#### Problem details:
Given the records that follow, return each one verbatim.

[Extracted data entries]
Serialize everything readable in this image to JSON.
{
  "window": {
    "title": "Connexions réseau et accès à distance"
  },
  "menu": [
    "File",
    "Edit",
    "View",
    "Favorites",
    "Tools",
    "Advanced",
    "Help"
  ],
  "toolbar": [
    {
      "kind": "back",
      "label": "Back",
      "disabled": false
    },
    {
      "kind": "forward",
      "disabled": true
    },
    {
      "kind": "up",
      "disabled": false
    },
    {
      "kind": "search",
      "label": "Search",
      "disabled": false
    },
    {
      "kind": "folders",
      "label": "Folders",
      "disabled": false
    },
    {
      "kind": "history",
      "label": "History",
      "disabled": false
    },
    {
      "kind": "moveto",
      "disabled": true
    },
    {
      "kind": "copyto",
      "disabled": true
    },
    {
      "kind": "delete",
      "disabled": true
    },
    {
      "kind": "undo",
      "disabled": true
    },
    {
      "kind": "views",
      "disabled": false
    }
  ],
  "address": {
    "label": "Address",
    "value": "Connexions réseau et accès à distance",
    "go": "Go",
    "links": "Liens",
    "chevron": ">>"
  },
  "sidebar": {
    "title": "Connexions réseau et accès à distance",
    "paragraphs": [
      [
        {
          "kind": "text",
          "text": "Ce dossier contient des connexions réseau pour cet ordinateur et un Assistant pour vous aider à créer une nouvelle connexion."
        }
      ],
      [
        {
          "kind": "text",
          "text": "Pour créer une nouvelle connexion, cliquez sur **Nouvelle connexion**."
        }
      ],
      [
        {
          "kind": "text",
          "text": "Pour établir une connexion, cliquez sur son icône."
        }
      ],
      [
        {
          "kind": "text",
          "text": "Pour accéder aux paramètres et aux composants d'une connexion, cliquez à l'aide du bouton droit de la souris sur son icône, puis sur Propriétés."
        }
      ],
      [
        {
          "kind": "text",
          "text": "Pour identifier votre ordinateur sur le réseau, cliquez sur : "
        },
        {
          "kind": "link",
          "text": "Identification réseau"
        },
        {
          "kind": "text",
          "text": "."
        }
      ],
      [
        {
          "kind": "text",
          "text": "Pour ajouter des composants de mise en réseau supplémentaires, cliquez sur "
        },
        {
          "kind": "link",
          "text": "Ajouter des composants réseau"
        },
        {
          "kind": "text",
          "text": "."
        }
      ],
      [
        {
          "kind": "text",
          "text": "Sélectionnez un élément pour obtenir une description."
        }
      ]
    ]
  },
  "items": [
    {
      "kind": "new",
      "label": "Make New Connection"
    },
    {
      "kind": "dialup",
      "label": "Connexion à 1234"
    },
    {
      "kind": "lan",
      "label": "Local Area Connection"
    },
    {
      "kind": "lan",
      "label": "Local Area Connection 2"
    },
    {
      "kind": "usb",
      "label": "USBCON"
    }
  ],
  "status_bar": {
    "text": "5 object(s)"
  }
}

#### Output:
Serialize everything readable in this image to JSON.
{
  "window": {
    "title": "Connexions réseau et accès à distance"
  },
  "menu": [
    "File",
    "Edit",
    "View",
    "Favorites",
    "Tools",
    "Advanced",
    "Help"
  ],
  "toolbar": [
    {
      "kind": "back",
      "label": "Back",
      "disabled": false
    },
    {
      "kind": "forward",
      "disabled": true
    },
    {
      "kind": "up",
      "disabled": false
    },
    {
      "kind": "search",
      "label": "Search",
      "disabled": false
    },
    {
      "kind": "folders",
      "label": "Folders",
      "disabled": false
    },
    {
      "kind": "history",
      "label": "History",
      "disabled": false
    },
    {
      "kind": "moveto",
      "disabled": true
    },
    {
      "kind": "copyto",
      "disabled": true
    },
    {
      "kind": "delete",
      "disabled": true
    },
    {
      "kind": "undo",
      "disabled": true
    },
    {
      "kind": "views",
      "disabled": false
    }
  ],
  "address": {
    "label": "Address",
    "value": "Connexions réseau et accès à distance",
    "go": "Go",
    "links": "Liens",
    "chevron": ">>"
  },
  "sidebar": {
    "title": "Connexions réseau et accès à distance",
    "paragraphs": [
      [
        {
          "kind": "text",
          "text": "Ce dossier contient des connexions réseau pour cet ordinateur et un Assistant pour vous aider à créer une nouvelle connexion."
        }
      ],
      [
        {
          "kind": "text",
          "text": "Pour créer une nouvelle connexion, cliquez sur **Nouvelle connexion**."
        }
      ],
      [
        {
          "kind": "text",
          "text": "Pour établir une connexion, cliquez sur son icône."
        }
      ],
      [
        {
          "kind": "text",
          "text": "Pour accéder aux paramètres et aux composants d'une connexion, cliquez à l'aide du bouton droit de la souris sur son icône, puis sur Propriétés."
        }
      ],
      [
        {
          "kind": "text",
          "text": "Pour identifier votre ordinateur sur le réseau, cliquez sur : "
        },
        {
          "kind": "link",
          "text": "Identification réseau"
        },
        {
          "kind": "text",
          "text": "."
        }
      ],
      [
        {
          "kind": "text",
          "text": "Pour ajouter des composants de mise en réseau supplémentaires, cliquez sur "
        },
        {
          "kind": "link",
          "text": "Ajouter des composants réseau"
        },
        {
          "kind": "text",
          "text": "."
        }
      ],
      [
        {
          "kind": "text",
          "text": "Sélectionnez un élément pour obtenir une description."
        }
      ]
    ]
  },
  "items": [
    {
      "kind": "new",
      "label": "Make New Connection"
    },
    {
      "kind": "dialup",
      "label": "Connexion à 1234"
    },
    {
      "kind": "lan",
      "label": "Local Area Connection"
    },
    {
      "kind": "lan",
      "label": "Local Area Connection 2"
    },
    {
      "kind": "usb",
      "label": "USBCON"
    }
  ],
  "status_bar": {
    "text": "5 object(s)"
  }
}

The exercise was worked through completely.